California residents who suffer from lymphedema may discover that filing for Social Security Disability Income could be a challenge since the ailment is not listed in the Social Security Administration Blue Book as a specific malady. However, those who are afflicted with lymphedema and similar diseases could possibly be able to collect SSDI.
Disabled people in California who do not speak English may have a harder time qualifying for Social Security disability insurance under a new rule that was recently announced by the current administration. The new rule removes a lack of English-speaking ability from the factors that are taken into consideration when evaluating the education of applicants.
Degenerative disc disease and the associated pain can make completing work difficult or impossible. As a result, California residents with this condition may apply for Social Security disability benefits to provide income for themselves and their families. According to the Social Security Administration, claims for disability benefits based on degenerative disc disease are assessed according to the portion of its manual dealing with various spinal disorders. This listing encompasses a range of spinal conditions, including spinal stenosis and vertebral fractures in addition to degenerative disorders.

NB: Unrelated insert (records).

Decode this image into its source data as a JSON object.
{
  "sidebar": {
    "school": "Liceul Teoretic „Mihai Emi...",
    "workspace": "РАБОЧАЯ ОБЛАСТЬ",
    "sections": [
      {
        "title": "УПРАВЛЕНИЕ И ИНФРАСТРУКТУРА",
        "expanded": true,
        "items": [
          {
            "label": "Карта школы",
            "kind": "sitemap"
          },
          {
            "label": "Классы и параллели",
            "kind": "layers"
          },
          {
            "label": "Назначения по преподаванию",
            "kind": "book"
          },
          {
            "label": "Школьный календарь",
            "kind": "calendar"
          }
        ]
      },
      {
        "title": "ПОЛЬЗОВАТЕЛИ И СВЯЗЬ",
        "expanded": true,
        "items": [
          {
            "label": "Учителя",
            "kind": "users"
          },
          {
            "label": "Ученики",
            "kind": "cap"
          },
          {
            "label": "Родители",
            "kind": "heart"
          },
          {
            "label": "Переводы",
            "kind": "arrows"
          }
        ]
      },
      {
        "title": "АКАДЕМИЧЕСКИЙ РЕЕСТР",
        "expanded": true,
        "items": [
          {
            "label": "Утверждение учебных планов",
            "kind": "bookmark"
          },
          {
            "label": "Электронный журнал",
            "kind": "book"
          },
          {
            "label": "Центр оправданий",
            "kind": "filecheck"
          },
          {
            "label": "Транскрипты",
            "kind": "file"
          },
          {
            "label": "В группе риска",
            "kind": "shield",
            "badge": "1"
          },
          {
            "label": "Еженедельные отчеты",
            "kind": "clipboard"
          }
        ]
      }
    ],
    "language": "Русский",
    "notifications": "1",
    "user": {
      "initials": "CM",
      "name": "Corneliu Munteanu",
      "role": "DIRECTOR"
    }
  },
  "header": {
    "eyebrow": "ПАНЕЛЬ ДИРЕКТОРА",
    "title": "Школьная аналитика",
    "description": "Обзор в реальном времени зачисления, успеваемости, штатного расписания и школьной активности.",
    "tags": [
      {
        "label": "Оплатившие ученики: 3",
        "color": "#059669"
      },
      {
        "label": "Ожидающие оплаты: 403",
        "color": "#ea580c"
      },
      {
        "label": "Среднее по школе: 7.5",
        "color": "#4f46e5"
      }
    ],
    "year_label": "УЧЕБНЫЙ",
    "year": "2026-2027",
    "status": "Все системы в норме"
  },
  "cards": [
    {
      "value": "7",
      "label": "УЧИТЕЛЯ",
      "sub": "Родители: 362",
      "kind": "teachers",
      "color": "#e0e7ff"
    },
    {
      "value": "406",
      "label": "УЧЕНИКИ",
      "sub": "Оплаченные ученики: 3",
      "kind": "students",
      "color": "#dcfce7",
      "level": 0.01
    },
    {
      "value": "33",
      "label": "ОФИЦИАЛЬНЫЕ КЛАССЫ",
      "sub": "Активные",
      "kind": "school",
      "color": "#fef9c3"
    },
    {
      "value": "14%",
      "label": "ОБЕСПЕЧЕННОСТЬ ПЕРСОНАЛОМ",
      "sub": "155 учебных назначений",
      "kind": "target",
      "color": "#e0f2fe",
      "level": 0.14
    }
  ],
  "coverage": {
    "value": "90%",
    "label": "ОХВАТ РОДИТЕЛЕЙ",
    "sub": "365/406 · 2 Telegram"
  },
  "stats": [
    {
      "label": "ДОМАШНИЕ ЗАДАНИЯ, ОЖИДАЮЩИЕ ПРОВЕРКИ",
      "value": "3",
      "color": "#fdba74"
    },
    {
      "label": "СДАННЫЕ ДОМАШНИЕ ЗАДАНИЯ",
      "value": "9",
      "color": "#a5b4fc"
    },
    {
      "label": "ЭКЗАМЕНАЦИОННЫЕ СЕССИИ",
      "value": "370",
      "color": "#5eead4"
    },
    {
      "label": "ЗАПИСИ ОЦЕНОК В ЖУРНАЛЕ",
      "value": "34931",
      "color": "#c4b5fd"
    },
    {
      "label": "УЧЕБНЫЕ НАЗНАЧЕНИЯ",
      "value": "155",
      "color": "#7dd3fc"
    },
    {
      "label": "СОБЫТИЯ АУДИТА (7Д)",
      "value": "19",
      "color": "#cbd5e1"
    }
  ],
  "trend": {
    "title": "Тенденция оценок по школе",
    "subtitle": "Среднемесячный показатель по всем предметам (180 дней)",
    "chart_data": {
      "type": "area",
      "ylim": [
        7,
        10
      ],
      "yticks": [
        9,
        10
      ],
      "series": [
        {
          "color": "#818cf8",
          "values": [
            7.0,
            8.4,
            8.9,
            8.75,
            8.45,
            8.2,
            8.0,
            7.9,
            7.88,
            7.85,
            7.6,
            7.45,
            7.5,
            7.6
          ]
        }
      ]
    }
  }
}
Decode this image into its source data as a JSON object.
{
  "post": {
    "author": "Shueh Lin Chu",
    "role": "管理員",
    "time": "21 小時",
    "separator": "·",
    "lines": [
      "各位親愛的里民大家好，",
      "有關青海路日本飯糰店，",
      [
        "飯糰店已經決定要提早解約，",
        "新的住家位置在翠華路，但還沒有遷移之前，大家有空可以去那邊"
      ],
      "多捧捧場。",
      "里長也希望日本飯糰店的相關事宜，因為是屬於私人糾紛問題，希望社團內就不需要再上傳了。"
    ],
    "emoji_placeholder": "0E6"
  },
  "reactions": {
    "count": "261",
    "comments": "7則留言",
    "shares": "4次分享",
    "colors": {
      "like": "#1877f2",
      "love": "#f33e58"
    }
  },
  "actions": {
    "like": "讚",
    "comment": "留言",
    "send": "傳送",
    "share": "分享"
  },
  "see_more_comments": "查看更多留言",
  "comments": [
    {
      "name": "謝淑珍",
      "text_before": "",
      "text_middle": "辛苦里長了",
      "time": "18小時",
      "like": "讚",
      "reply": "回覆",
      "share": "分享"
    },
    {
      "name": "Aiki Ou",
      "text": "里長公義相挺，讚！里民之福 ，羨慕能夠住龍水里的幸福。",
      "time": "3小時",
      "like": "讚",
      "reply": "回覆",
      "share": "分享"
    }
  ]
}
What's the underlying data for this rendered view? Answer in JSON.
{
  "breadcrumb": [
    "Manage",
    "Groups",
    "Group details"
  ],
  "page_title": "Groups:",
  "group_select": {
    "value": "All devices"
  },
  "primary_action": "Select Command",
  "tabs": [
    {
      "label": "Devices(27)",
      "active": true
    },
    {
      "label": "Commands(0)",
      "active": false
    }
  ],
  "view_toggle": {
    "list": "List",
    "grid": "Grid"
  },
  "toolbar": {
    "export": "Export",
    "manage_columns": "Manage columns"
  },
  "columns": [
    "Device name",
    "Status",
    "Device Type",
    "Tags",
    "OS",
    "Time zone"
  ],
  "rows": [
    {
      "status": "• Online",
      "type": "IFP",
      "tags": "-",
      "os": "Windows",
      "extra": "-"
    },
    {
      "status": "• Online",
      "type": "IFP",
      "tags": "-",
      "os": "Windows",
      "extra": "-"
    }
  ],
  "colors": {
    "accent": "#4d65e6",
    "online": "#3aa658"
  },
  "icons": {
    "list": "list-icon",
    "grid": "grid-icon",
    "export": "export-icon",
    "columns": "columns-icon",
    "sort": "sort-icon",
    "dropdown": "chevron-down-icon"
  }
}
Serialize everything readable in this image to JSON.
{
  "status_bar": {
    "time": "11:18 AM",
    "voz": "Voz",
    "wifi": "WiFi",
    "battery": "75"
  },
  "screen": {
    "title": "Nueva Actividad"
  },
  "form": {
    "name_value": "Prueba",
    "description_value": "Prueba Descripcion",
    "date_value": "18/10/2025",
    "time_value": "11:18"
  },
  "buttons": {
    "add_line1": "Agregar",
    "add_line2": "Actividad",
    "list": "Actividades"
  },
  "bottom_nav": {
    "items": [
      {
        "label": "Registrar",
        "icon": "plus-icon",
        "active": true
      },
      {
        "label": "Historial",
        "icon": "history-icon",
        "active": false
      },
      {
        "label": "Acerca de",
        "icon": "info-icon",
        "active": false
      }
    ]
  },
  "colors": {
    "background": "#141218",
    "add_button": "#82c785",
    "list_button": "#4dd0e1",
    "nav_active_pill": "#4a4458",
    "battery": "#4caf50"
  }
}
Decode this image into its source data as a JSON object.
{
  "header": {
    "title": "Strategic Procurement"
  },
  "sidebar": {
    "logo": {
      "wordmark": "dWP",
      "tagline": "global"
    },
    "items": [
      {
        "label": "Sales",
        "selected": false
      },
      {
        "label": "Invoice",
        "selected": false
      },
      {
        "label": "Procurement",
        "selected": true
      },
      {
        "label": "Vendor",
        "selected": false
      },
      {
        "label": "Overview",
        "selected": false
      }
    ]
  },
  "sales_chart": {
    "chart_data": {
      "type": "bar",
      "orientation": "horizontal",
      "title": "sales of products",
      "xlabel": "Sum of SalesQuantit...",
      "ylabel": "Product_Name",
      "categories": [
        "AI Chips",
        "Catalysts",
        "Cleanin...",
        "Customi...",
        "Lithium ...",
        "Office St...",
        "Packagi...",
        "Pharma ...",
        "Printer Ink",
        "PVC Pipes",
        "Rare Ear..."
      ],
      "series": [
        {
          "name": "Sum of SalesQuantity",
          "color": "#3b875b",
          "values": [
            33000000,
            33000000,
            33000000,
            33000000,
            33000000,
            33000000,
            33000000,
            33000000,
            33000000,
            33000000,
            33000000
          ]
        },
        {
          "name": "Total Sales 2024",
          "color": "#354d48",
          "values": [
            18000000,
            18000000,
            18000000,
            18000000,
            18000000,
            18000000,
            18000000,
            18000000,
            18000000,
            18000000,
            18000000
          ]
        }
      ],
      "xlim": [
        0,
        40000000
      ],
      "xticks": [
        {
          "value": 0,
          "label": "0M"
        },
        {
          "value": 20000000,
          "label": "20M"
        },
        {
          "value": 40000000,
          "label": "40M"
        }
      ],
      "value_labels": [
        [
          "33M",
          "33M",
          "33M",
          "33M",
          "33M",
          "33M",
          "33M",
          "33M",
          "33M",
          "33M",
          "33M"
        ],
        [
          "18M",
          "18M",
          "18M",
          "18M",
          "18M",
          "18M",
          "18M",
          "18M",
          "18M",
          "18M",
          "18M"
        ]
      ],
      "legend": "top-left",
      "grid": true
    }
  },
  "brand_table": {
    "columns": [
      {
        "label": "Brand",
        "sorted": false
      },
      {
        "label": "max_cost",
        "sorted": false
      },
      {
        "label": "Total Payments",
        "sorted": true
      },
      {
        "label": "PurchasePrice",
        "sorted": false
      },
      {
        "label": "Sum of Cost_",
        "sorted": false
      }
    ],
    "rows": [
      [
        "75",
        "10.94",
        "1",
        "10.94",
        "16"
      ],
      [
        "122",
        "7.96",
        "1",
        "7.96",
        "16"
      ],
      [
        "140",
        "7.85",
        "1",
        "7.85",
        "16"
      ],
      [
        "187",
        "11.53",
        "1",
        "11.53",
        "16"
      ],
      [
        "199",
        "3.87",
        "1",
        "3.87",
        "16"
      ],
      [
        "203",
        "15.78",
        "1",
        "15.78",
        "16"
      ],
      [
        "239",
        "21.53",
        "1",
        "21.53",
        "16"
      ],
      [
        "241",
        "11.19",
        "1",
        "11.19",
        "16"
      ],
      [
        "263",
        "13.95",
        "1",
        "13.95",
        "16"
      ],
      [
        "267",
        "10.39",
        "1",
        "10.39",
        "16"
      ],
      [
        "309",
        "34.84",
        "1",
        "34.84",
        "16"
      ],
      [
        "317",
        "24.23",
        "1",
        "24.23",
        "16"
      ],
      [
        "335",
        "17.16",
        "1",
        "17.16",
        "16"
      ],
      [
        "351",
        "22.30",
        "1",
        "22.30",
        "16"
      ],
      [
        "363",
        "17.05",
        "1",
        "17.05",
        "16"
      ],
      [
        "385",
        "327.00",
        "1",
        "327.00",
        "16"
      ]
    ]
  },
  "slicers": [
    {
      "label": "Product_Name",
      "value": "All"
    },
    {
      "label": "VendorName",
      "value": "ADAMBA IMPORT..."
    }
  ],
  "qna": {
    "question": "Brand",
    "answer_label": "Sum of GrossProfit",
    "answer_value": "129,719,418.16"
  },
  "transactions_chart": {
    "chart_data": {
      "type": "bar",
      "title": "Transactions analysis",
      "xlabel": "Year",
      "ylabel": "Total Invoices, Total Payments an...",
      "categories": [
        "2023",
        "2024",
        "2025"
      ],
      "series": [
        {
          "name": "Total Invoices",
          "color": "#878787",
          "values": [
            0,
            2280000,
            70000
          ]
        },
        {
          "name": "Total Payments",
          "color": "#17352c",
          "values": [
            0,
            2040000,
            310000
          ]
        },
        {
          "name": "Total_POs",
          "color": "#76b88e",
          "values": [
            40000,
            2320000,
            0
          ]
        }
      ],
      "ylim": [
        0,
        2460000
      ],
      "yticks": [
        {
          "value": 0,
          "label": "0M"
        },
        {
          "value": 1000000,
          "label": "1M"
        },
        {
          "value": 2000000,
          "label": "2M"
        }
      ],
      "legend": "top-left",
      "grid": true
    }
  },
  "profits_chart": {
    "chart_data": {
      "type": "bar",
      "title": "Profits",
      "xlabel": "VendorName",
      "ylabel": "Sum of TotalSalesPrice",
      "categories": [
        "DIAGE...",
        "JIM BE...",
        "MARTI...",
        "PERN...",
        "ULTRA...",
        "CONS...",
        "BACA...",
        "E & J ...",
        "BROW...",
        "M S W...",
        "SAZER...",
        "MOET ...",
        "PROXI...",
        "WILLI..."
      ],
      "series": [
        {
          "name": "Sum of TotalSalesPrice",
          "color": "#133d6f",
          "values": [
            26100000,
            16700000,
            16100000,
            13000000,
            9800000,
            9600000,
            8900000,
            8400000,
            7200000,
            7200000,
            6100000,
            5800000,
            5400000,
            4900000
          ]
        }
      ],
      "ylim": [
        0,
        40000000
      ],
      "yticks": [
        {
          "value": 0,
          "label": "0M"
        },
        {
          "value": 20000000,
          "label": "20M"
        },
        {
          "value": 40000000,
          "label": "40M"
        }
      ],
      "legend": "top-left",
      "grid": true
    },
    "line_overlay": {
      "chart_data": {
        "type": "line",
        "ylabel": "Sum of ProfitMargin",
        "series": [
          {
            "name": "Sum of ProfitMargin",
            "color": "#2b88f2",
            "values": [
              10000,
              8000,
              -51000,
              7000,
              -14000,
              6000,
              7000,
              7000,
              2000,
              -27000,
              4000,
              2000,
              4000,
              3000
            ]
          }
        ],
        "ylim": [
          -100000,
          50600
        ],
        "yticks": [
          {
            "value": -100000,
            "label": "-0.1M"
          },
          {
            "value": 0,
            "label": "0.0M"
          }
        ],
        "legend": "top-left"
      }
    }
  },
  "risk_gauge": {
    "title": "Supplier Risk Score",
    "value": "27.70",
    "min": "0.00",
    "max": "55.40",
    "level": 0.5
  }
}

The system of providing Social Security disability benefits involves a complex maze of rules, regulations and decisions regarding prior cases. By employing a sequential process to evaluate an eligible applicant's claim, the Social Security Administration will determine if there is indeed a "disability" that warrants benefits. For many California claimants, how their particular mental or physical impairment fits within the SSA's Blue Book, or Listing of Impairments, is crucial to the ultimate disability decision. However, even if a claimant's impairment is among those included in the Blue Book, it's not certain that disability benefits will be awarded.
California residents and others who have physical or mental impairments that make it impossible to work may be entitled to disability benefits. Typically, benefits are granted if a person meets medical vocational allowance criteria. This means that an individual cannot go back to any job that he or she has had over the past 15 years. It also means that an individual would not be qualified to do any other work that he or she could be mentally or physically able to perform.
For people in California who cannot work due to a disability, Social Security Disability benefits can be crucial to making ends meet and surviving. However, in order to obtain SSD benefits successfully, many people must go through a lengthy, complex process, especially following an initial denial. In order to make a successful claim for disability benefits, people must often submit a substantial amount of documentary evidence that backs up their claims about their limitations. Medical records are a key area of required documents for applicants because they indicate a professional diagnosis as well as the onset of the disability.
Many people in San Diego who have some knowledge of how Social Security disability works, including those who read this blog, may have figured out that many applicants for benefits will at some point in the process need to appeal the Social Security Administration's decision. Appeals of denied claims for SSDI benefits or SSI benefits can be thought of as a three-step process, although these three steps do not account for the fact that applicants can also ask for a field office to reconsider the initial application for benefits.
A pending proposal which the Social Security Administration is floating may mean that San Diego residents who are currently drawing disability benefits will be subject to more frequent eligibility reviews to see if they will be allowed to continue receiving their monthly payments. How often a resident of Southern California on SSD benefits will be subject to a review depends on their medical condition.
Many people in the San Diego area and throughout Southern California may have struggled with an illness or injury for all of their lives. Oftentimes, as he or she approaches adulthood, a person suffering under this sort of condition, or the person's caregivers, will realize that the person will not be able to find meaningful work because of the condition.
Experts estimate that one out of 100 people suffer from what the mental health community now refers to as an "intellectual" disability. In practice, this means that hundreds of thousands of California residents have limited intellectual functioning, to the point of having their professional and personal lives affected significantly. In many cases, someone with an intellectual disability may have a hard time holding a job or even performing basic life tasks.